'We Put In Some Trees and Colour and Stuff' is hardly a hold-the-front-page screamer, but from neon-stained red light district to godforsaken slum, Sucker Punch at least now seems to grasp that visual variety goes hand-in-hand with satisfying sandbox mechanics in motivating players to want to explore an open-world environment for its own sake.
At the very least, the environment is no longer comprised of "a bunch of five-storey urban buildings" as a PR rep puts it (although there's no lack of those).
Meanwhile, a boss battle in an unseen mission called Demon's Running wows as a visual setpiece. It shows off our hero's skills against a massive, Rancor-like beast the size of a tower block.
What's most impressive is that this foe isn't restricted to a defined 'arena'. It's moving (with devastating, spectacular effect) through an open-world, and the technical challenges in making this run smoothly are, as they say, non-trivial.
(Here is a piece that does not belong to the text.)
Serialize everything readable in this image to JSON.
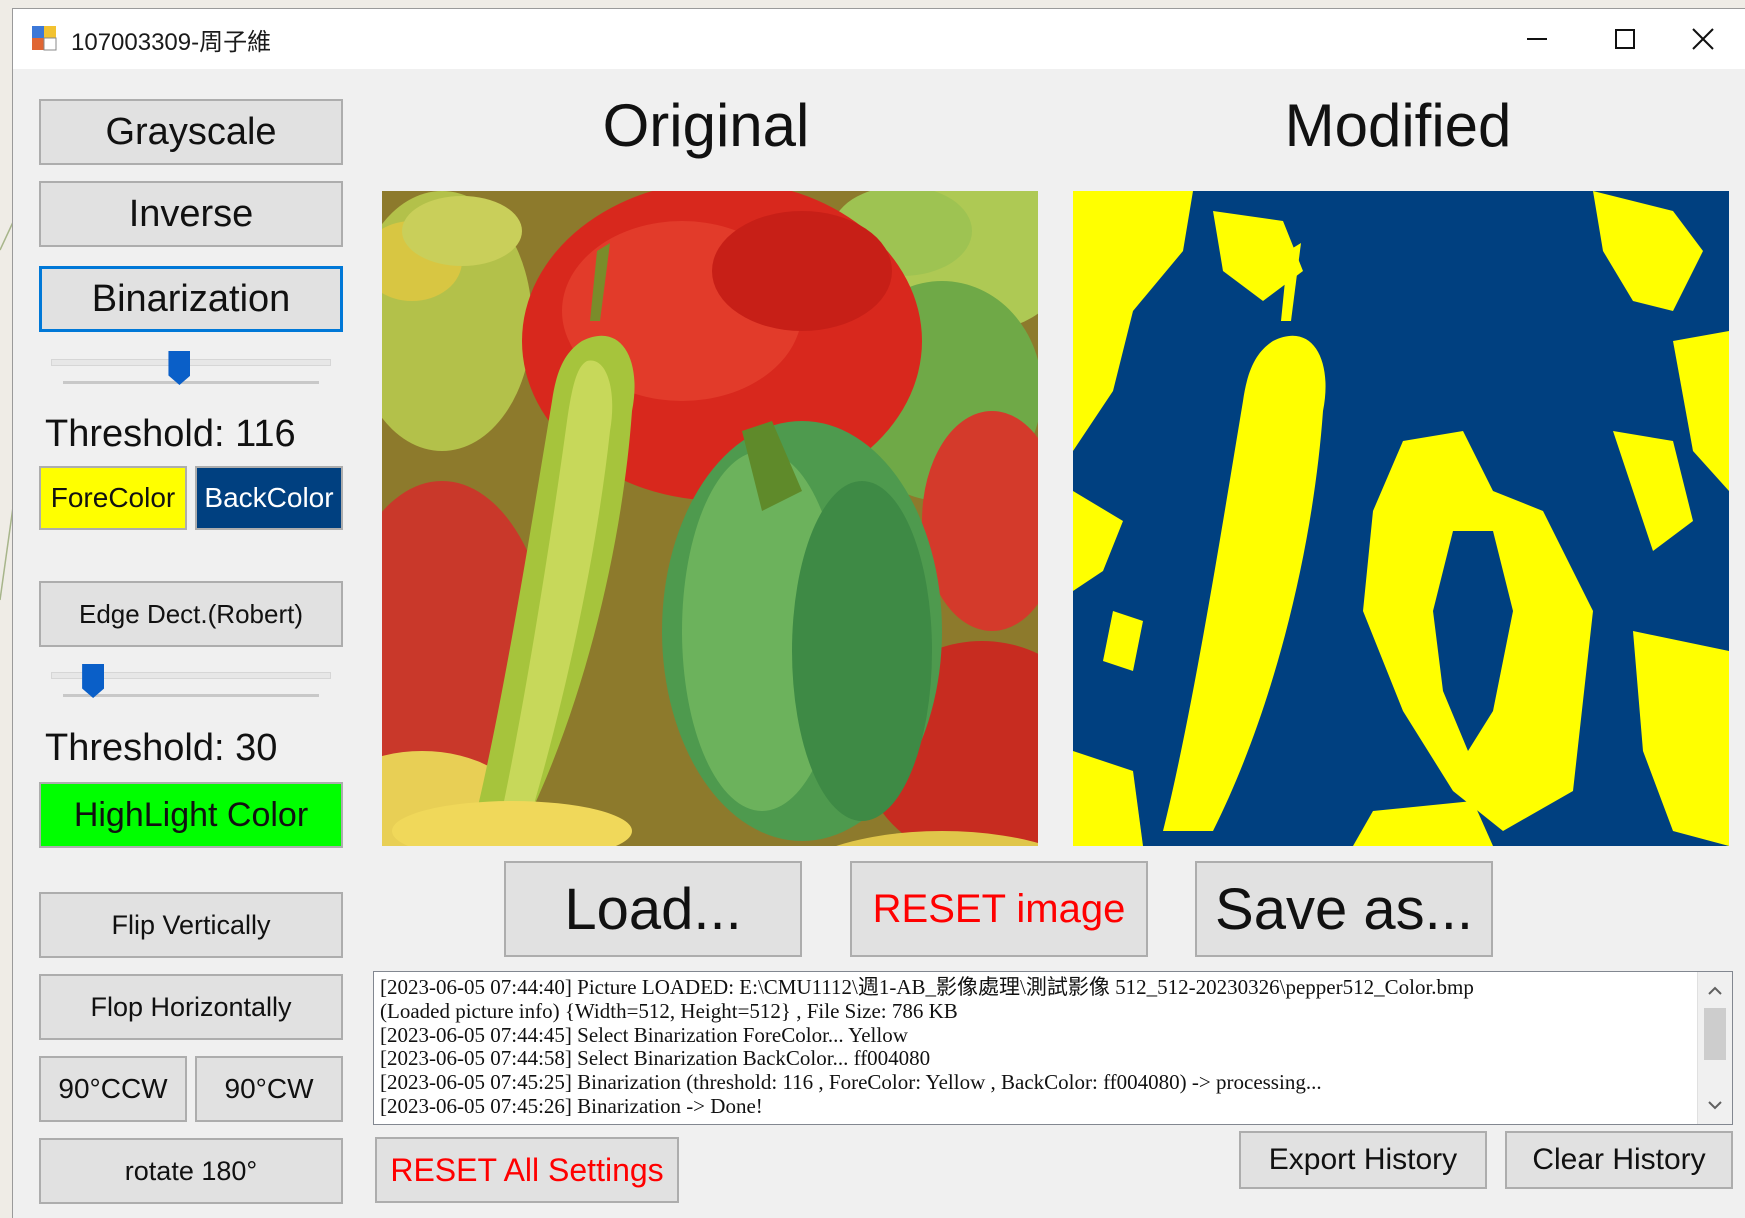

Doubts persist over whether the karma system will offer genuinely divergent experiences, and whether the host of refinements will amount to a clear overall improvement. And for all the talk about the design of Cole himself as a balls-out, awesomely powerful superhero, he remains, in look and personality, a rather unimpressive and uninspiring figure.
But the inclusion of UGC tools in an action game of this type is a move that at once sets the game apart from other titles in a powerful statement of intent. If inFamous 2 can fulfil its tantalising potential, infamy is surely the least likely outcome.
inFamous 2 is making its way to PS3 on 10th June.